CSR experts Sunday said business organisations should focus on the concept of Corporate Social Responsibility (CSR) as a policy to link core business strategies to the environment, human rights, workers’ welfare and good governance issues. They made the comments at the launching ceremony of a report named “Report on CSR in Bangladesh: Practicing Responsible Business for Mutual Benefits” at the conference room of Bangladesh Enterprise Institute (BEI) in the city. CSR Centre, a non-profit organisation, based on its working experience published the report on CSR aiming to inspiring the private sector to expand their CSR activities and responsible business practices in ways that create business benefit and contribute to overall national development.
William Hanna, ambassador and head of delegation of the European Union in Bangladesh, attended the launching ceremony as the chief guest while Saleemul Huq, senior fellow of International Institute for Environment and Development, SK Sur Chowdhury, deputy governor of Bangladesh Bank, and Ragne Birte Lund, ambassador of the Royal Norwegian Embassy in Dhaka, among others, were present as special guests.

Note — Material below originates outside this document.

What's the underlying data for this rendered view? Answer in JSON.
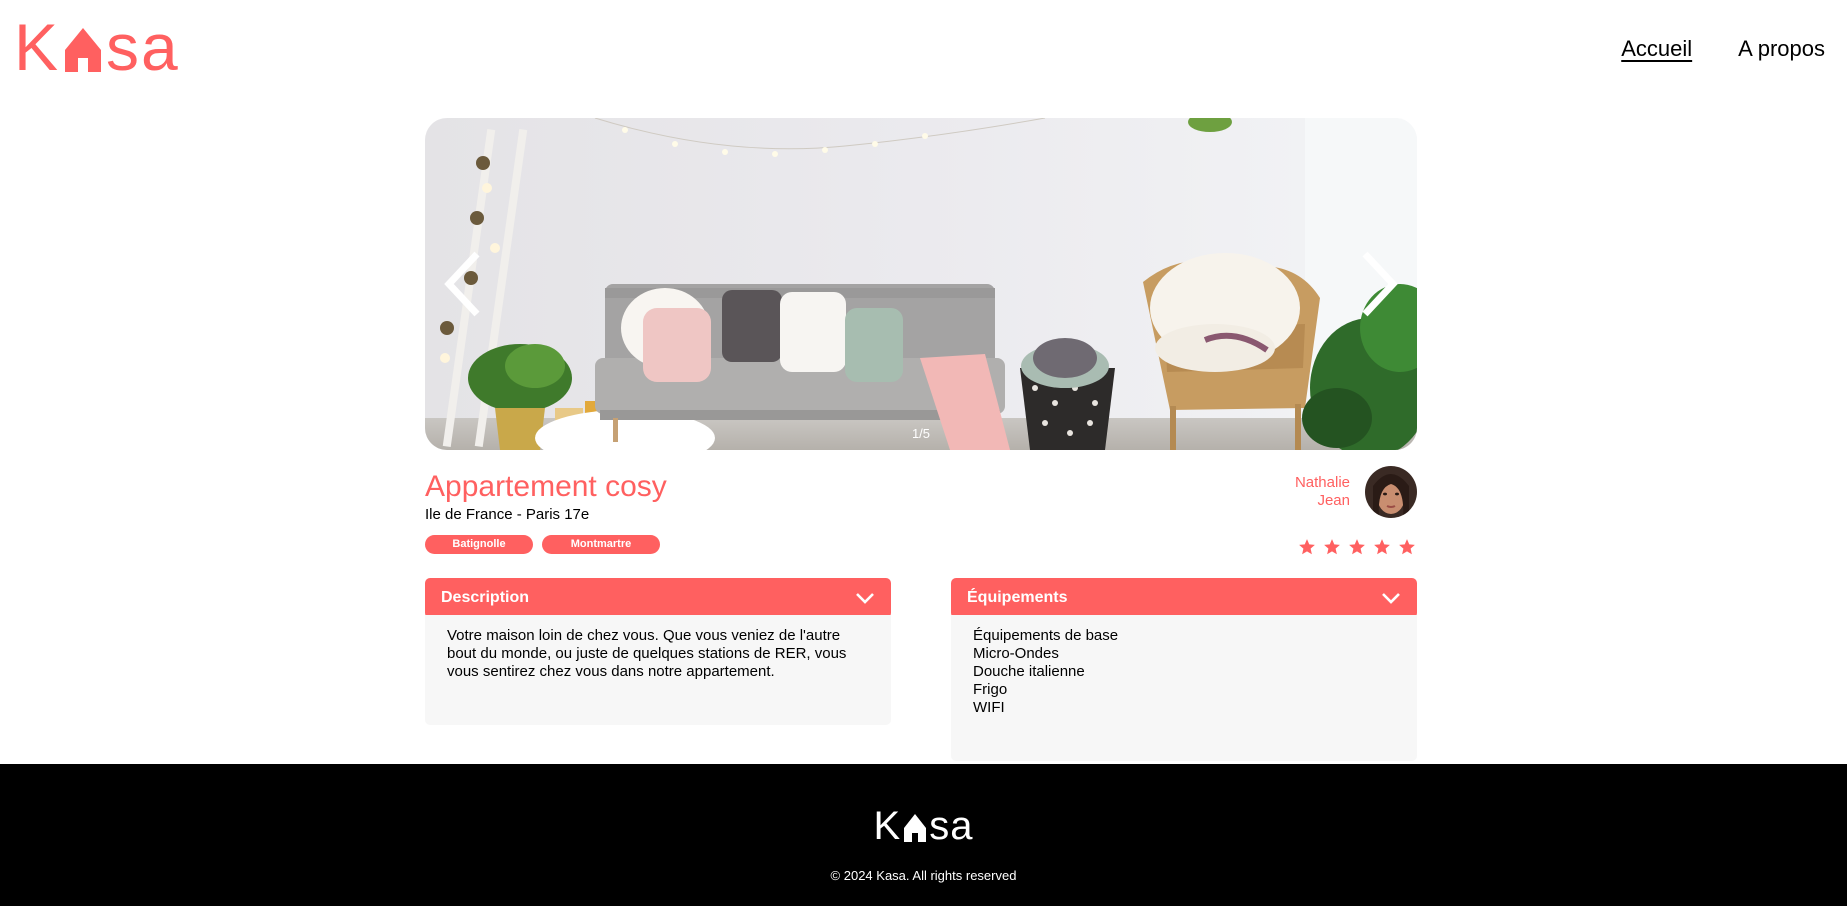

Farooq Sobhan, chairman of the Board of Trustee of CSR Centre and also president of BEI, presided over the event and Shahamin S Zaman, chief executive officer of CSR Centre, presented the overview of the published report.
Shahamin said, “At present, global businesses set their own standards to make them competitive in their sectoral markets by implementing strong CSR strategy, which is linked with their core business objective.” “This helps a corporate house make greater profit and also enhance brand image leading to a sustainable growth,” she added. She also gave importance on moving out of the traditional approach of equating philanthropy with CSR and said far-reaching education and awareness programmes are needed to create a common understanding of CSR across sectors and geographies.
The report finds out that among CSR’s four dimensions – society, economy, environment and business – social CSR activities are most prevalent among the companies in the country, she said.
“On the other hand, only one-third of the companies interviewed specifically mentioned economic CSR activities such as creating employment opportunities,” said Shahmin.
Chairman of CSR Centre Board of Trustees Farooq Sobhan said, “CSR activities exceed philanthropy…it begins from in-house and goes on through engaging different stakeholders such as employees, shareholders, customers, suppliers and communities.”
Head of the European Union delegation to Bangladesh William Hanna said the world have now been focusing on incorporating ethical considerations in the CSR because of people’s loss of confidence on businesses and financial institutions following the economic meltdown in most of the European countries.
Stressing on integrating the human rights issue in CSR strategies in the developing world, he said and added that European Union countries are increasingly putting together an ethical approach in their foreign policies that stress on human rights.